In this case, I need not determine whether to decide this factual issue myself (due to unreasonableness) or send it to the jury because the case is subject to dismissal on another basis. In short, it is undisputed that Radtke didn't know that Wheeler filed the inmate complaints on July 24, 2014. Wheeler did not submit admissible evidence to dispute this fact and it is therefore undisputed.
Even if Radtke had known that Wheeler submitted the inmate complaints, Radtke has submitted proof (aside from what she allegedly said during the July 22, 2014, interview) that she would have disciplined him anyway for a legitimate reason. Specifically, when Radtke began investigating Wheeler in April 2014 after learning that he was trying to identify the confidential informants who gave statements against him for Conduct Report 2303800, she decided the best course of action at that time was to monitor his mail to learn more, instead of taking immediate action. Once Wheeler's activities reached the point of trying to out an individual on the radio using a home address, Radtke decided it was time to stop Wheeler and give him a conduct report for his actions. After discussing Wheeler's behavior with him on July 22, 2014, Radtke issued him the conduct report on August 8, 2014. Wisconsin's administrative rules mandated that Radtke issue Wheeler a conduct report for his behavior. The court concludes that on this record, even if Radtke had known that Wheeler submitted two inmate complaints regarding the July 22, 2014, interview, she would have issued him a conduct report based on his repeated rule violations and her mandate to do so. A reasonable factfinder could not conclude that Radtke retaliated against Wheeler. Therefore, I will grant Radtke's motion for summary judgment and deny Wheeler's motion for summary judgment.

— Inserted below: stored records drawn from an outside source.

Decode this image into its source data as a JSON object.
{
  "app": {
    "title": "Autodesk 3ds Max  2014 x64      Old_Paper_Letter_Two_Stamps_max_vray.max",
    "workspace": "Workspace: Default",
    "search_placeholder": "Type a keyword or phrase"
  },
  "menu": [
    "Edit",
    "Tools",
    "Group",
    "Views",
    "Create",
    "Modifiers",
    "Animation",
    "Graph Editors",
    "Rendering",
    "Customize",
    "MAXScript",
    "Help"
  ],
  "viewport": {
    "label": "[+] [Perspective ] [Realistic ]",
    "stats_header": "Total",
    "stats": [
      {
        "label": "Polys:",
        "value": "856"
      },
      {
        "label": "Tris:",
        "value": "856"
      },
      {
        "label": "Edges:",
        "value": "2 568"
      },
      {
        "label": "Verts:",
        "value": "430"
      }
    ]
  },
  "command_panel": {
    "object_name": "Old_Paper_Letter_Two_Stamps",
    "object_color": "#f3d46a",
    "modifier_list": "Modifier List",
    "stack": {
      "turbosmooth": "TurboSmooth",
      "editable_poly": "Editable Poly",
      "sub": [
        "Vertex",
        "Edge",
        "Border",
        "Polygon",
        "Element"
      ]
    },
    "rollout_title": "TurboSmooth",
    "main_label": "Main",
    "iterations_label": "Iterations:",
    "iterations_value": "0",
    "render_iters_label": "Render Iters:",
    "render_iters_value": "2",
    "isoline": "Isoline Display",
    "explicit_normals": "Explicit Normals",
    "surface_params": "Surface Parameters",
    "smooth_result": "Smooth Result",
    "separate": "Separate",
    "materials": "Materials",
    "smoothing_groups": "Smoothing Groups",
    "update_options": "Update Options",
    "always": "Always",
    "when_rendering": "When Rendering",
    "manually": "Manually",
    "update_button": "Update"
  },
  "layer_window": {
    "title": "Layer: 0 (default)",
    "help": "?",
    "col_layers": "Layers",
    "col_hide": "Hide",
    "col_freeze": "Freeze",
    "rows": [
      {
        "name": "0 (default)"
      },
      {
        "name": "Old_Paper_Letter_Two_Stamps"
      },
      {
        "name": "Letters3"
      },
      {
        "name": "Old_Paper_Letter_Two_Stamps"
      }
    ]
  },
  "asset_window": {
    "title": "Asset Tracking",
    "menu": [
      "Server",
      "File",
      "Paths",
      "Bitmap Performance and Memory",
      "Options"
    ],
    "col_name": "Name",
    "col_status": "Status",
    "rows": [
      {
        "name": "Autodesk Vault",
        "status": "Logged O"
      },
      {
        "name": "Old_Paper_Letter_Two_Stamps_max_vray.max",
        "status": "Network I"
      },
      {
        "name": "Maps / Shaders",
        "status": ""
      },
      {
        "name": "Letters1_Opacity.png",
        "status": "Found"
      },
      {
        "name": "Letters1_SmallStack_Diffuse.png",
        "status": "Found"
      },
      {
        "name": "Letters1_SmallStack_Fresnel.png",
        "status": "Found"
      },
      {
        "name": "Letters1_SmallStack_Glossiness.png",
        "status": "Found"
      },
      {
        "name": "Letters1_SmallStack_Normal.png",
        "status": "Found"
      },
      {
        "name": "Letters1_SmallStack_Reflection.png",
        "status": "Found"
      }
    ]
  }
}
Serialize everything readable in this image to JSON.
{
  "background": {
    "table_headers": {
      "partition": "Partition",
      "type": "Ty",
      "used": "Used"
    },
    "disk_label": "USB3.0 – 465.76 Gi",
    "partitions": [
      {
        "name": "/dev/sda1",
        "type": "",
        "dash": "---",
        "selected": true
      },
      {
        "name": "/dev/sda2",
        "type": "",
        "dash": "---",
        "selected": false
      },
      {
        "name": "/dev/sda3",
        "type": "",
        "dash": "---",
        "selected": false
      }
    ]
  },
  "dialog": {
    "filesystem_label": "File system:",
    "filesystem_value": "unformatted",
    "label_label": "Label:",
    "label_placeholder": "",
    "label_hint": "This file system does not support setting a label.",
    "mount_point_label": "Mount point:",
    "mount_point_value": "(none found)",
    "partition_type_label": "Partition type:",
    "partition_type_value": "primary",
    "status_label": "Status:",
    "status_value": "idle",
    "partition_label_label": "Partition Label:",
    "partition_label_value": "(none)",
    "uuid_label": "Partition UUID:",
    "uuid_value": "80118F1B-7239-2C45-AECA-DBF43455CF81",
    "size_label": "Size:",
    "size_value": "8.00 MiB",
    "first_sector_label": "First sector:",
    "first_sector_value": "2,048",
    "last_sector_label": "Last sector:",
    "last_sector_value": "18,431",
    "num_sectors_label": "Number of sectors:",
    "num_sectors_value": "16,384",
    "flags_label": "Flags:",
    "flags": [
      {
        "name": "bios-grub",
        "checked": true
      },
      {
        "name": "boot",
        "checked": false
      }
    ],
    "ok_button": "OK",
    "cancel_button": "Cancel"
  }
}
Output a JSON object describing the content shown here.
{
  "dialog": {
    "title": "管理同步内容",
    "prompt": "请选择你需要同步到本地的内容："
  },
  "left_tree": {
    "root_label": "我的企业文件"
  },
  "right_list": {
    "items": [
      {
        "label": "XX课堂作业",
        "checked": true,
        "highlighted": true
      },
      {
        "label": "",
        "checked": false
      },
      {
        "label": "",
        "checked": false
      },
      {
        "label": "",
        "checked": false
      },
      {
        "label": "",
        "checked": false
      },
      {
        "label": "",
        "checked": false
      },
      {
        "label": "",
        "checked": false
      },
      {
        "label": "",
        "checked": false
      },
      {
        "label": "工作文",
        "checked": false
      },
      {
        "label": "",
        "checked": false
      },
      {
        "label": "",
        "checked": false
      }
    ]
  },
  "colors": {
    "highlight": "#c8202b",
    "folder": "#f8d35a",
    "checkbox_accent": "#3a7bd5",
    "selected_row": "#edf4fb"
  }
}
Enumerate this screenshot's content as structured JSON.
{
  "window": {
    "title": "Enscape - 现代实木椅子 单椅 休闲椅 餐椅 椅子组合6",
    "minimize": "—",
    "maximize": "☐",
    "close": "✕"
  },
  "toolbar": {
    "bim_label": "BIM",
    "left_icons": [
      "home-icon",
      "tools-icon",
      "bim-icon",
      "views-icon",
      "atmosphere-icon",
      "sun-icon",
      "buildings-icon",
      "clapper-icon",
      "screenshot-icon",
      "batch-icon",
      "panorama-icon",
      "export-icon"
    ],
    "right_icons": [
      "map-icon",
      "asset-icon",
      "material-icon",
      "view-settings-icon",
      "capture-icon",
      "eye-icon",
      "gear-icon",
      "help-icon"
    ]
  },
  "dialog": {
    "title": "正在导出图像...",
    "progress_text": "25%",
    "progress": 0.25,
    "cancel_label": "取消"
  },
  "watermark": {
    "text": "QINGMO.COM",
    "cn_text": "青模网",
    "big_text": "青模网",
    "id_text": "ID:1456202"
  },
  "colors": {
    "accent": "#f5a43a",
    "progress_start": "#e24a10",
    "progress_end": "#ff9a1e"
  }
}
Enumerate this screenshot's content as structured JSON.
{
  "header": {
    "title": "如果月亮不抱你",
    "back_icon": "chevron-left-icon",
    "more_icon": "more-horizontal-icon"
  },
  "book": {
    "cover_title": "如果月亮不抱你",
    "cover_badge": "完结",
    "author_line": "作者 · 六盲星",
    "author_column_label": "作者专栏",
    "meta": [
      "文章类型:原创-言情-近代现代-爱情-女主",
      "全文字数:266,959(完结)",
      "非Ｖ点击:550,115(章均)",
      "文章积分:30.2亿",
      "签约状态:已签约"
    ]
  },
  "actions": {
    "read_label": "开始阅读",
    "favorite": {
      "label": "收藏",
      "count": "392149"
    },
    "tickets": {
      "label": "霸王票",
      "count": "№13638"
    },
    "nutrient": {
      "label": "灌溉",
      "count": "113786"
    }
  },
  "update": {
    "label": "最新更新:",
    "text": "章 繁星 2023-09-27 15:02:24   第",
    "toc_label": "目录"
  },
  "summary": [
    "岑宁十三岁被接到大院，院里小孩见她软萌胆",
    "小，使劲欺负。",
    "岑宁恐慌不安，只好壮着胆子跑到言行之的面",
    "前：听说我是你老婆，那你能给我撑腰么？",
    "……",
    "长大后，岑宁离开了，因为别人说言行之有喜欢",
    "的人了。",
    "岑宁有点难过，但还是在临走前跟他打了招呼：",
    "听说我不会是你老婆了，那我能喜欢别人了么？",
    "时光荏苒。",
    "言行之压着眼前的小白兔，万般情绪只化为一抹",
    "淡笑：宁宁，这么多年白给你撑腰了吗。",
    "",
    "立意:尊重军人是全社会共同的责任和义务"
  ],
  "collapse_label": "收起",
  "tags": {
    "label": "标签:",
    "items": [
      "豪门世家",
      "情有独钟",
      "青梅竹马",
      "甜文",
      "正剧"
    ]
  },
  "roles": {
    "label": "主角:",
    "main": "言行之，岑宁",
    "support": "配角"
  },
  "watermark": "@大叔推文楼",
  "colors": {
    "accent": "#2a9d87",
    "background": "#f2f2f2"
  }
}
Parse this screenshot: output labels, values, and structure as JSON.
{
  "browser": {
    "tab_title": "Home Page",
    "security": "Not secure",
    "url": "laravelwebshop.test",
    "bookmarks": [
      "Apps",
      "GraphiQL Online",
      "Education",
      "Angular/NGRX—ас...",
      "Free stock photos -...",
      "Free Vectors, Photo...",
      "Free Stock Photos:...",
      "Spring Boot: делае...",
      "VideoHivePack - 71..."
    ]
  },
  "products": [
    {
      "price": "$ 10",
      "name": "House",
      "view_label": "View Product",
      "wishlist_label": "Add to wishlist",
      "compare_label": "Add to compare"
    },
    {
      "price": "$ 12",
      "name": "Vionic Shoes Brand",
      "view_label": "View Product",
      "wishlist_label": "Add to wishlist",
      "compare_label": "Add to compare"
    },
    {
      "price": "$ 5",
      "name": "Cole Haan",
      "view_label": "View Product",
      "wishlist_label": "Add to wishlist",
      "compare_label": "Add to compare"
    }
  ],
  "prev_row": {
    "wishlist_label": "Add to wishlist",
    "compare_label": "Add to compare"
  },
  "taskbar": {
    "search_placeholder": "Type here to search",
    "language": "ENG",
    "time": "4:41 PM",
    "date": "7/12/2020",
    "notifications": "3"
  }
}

Lastly, Radtke requests that the court levy monetary sanctions against Wheeler and issue him a "strike" for willfully abusing the judicial process and conducting this litigation in bad faith by submitted fabricated testimony. However, I have not concluded that Wheeler submitted fabricated testimony. Even if I had, Wheeler is proceeding in forma pauperis so a monetary sanction is impractical. Moreover, the in forma pauperis statute does not provide for imposition of a "strike" for the submission of fabricated testimony. See 28 U.S.C. § 1915(g). Therefore, I will not sanction Wheeler.
For the reasons stated,